Towards the end of the summer, amidst wrestling with some of these lingering fears, I joined in on the launch team for Jess Connolly‘s latest book “You Are The Girl For The Job.” If you are unfamiliar with Jess, she is one of my favorite authors and truth speakers (I highly recommend following her on instagram for a daily dose of truth and encouragement). But I digress…To be honest, I was excited for this book simply because it was written by Jess, and I liked what I saw of the build up for what it was about, but I didn’t realize just how much it was for me. It ended up exposing some of these fears I had been facing, and it spoke straight to them – or against them, I should say. It unveiled a lot of deep rooted reasons I was holding myself back from truly running on mission for Jesus, and it equipped and spurred me on to choose obedience in all capacities of life, INCLUDING this blog, so I could glorify God, benefit others, and in the process experience the Lord’s abundance.
I could share quote after quote from this book (trust me, I have literally half of the pages underlined), but in correlation with what I’m sharing here, this was one excerpt that literally took my breath away and almost left me in tears:
“I need the gentle reminder that I can’t fail God because He never put me on a pedestal. Not once has God gotten our relationship confused and expected me to be the perfect one. Not once has God put pressure on me to produce something worthy of His affection. Not once in my entire existence has He forgotten that I am the workmanship and He is the creator. I often forget that, but He never does…Jesus cannot be disappointed by your failure, because (A) He is all-knowing and chose you anyhow, seeing all your wins and all your losses, and (B) He has never put pressure on you to produce. You are HIS workmanship, and the rest is worship.”

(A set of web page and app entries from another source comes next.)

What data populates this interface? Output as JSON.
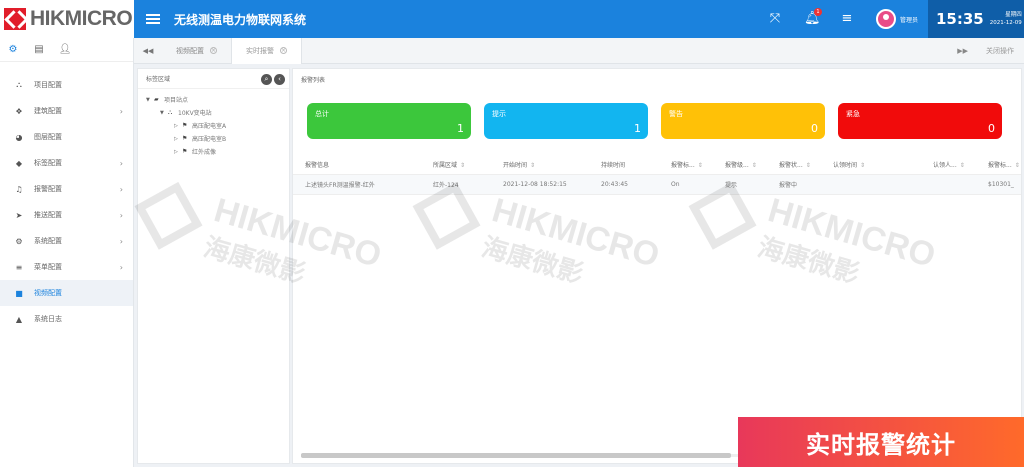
{
  "brand": {
    "logo_text": "HIKMICRO"
  },
  "header": {
    "title": "无线测温电力物联网系统",
    "notification_count": "1",
    "user_name": "管理员",
    "time": "15:35",
    "weekday": "星期四",
    "date": "2021-12-09"
  },
  "sidebar": {
    "items": [
      {
        "label": "项目配置",
        "icon": "sitemap-icon",
        "chevron": false
      },
      {
        "label": "建筑配置",
        "icon": "cubes-icon",
        "chevron": true
      },
      {
        "label": "图层配置",
        "icon": "pie-icon",
        "chevron": false
      },
      {
        "label": "标签配置",
        "icon": "tag-icon",
        "chevron": true
      },
      {
        "label": "报警配置",
        "icon": "bell-icon",
        "chevron": true
      },
      {
        "label": "推送配置",
        "icon": "send-icon",
        "chevron": true
      },
      {
        "label": "系统配置",
        "icon": "cogs-icon",
        "chevron": true
      },
      {
        "label": "菜单配置",
        "icon": "list-icon",
        "chevron": true
      },
      {
        "label": "视频配置",
        "icon": "video-icon",
        "chevron": false,
        "active": true
      },
      {
        "label": "系统日志",
        "icon": "warning-icon",
        "chevron": false
      }
    ]
  },
  "tabs": {
    "items": [
      {
        "label": "视频配置"
      },
      {
        "label": "实时报警"
      }
    ],
    "close_ops": "关闭操作"
  },
  "tree": {
    "title": "标签区域",
    "nodes": [
      {
        "label": "项目站点",
        "level": 0
      },
      {
        "label": "10KV变电站",
        "level": 1
      },
      {
        "label": "高压配电室A",
        "level": 2
      },
      {
        "label": "高压配电室B",
        "level": 2
      },
      {
        "label": "红外成像",
        "level": 2
      }
    ]
  },
  "alarms": {
    "title": "报警列表",
    "cards": [
      {
        "label": "总计",
        "value": "1",
        "color": "#3cc73c"
      },
      {
        "label": "提示",
        "value": "1",
        "color": "#12b5f0"
      },
      {
        "label": "警告",
        "value": "0",
        "color": "#ffc107"
      },
      {
        "label": "紧急",
        "value": "0",
        "color": "#f10b0b"
      }
    ],
    "columns": [
      "报警信息",
      "所属区域",
      "开始时间",
      "持续时间",
      "报警标...",
      "报警级...",
      "报警状...",
      "认领时间",
      "认领人...",
      "报警标..."
    ],
    "rows": [
      [
        "上述镜头FR测温报警-红外",
        "红外-124",
        "2021-12-08 18:52:15",
        "20:43:45",
        "On",
        "提示",
        "报警中",
        "",
        "",
        "$10301_"
      ]
    ]
  },
  "watermark": {
    "text": "HIKMICRO",
    "sub": "海康微影"
  },
  "banner": {
    "text": "实时报警统计"
  }
}
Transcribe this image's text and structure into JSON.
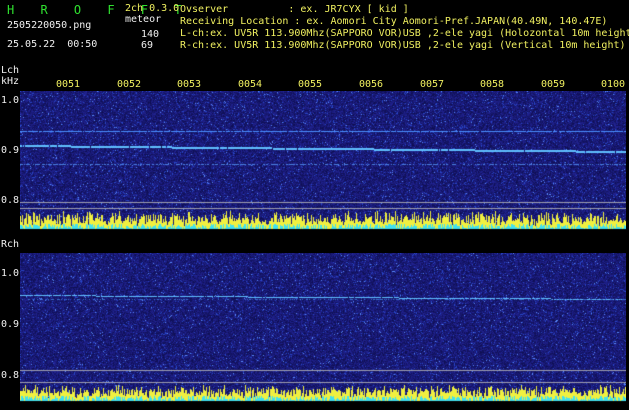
{
  "header": {
    "app_name": "H R O F F T",
    "version": "2ch 0.3.0",
    "filename": "2505220050.png",
    "type_label": "meteor",
    "datetime": "25.05.22  00:50",
    "count_l": "140",
    "count_r": "69",
    "observer": "Ovserver          : ex. JR7CYX [ kid ]",
    "location": "Receiving Location : ex. Aomori City Aomori-Pref.JAPAN(40.49N, 140.47E)",
    "lch_info": "L-ch:ex. UV5R 113.900Mhz(SAPPORO VOR)USB ,2-ele yagi (Holozontal 10m height)",
    "rch_info": "R-ch:ex. UV5R 113.900Mhz(SAPPORO VOR)USB ,2-ele yagi (Vertical 10m height)"
  },
  "time_ticks": [
    "0051",
    "0052",
    "0053",
    "0054",
    "0055",
    "0056",
    "0057",
    "0058",
    "0059",
    "0100"
  ],
  "lch": {
    "label": "Lch",
    "unit": "kHz",
    "freq_labels": [
      "1.0",
      "0.9",
      "0.8"
    ]
  },
  "rch": {
    "label": "Rch",
    "freq_labels": [
      "1.0",
      "0.9",
      "0.8"
    ]
  },
  "colors": {
    "background": "#000000",
    "waterfall": "#101060",
    "signal": "#40c0ff",
    "text_yellow": "#f0f060",
    "text_cyan": "#5fd7ff",
    "brand_green": "#2fe02f",
    "level_yellow": "#f0f040",
    "level_cyan": "#40e0f0"
  }
}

These words cut me to my core in the most disarming and freeing ways. I think because they speak against so many of my natural thought processes (I’m a 1 on the enneagram if that helps explain anything). I’m still working to let these words, and so many others from YATGFTJ, change me, and a step in that for me is through choosing obedience when it comes to this blog.
I’m fighting to believe that this is something the Lord has called me to and equipped me for. And because that belief has carried on from the day I started thinking about starting a blog, I’m fighting to believe that He has abundance in store through it. The truth is, I’m doing it wrong if I don’t even try. God isn’t going to be glorified by this blog if I sit back and shirk away from an opportunity He has given to me specifically. He will certainly go on and continue to be glorified in other ways, but then I miss out on the abundance I could experience by joining in.
I’m tired of missing out. I’m tired of having fun ideas to post about and letting too much time pass and it’s no longer relevant. I’m tired of getting excited about sharing something the Lord’s put on my heart and talking myself out of doing so. I’m tired of thinking, and not doing.
So I’m stepping out. Stepping out from the fear because I won’t let it be king anymore, and instead stepping out in faith, because if the Lord has called me to this, then whom (or what) shall I fear? Stepping out because I am the girl for the job. There will certainly be failure and setbacks and flops along the way, but “I press on toward the goal for the prize of the upward call of God in Christ Jesus” (Philippians 3:14).
I’ll leave you all with this, in case you need the encouragement to fight your own fears as well:
“Let’s…not be limited by what might come our way. Let’s be…defined by action and activated faith, trusting God and His Word over how things look, how we feel, or what we fear.” -Jess Connolly
Until next time,
P.S. I cannot recommend You Are The Girl For The Job enough for you ladies. You can find out more about the book and order a copy for yourself here.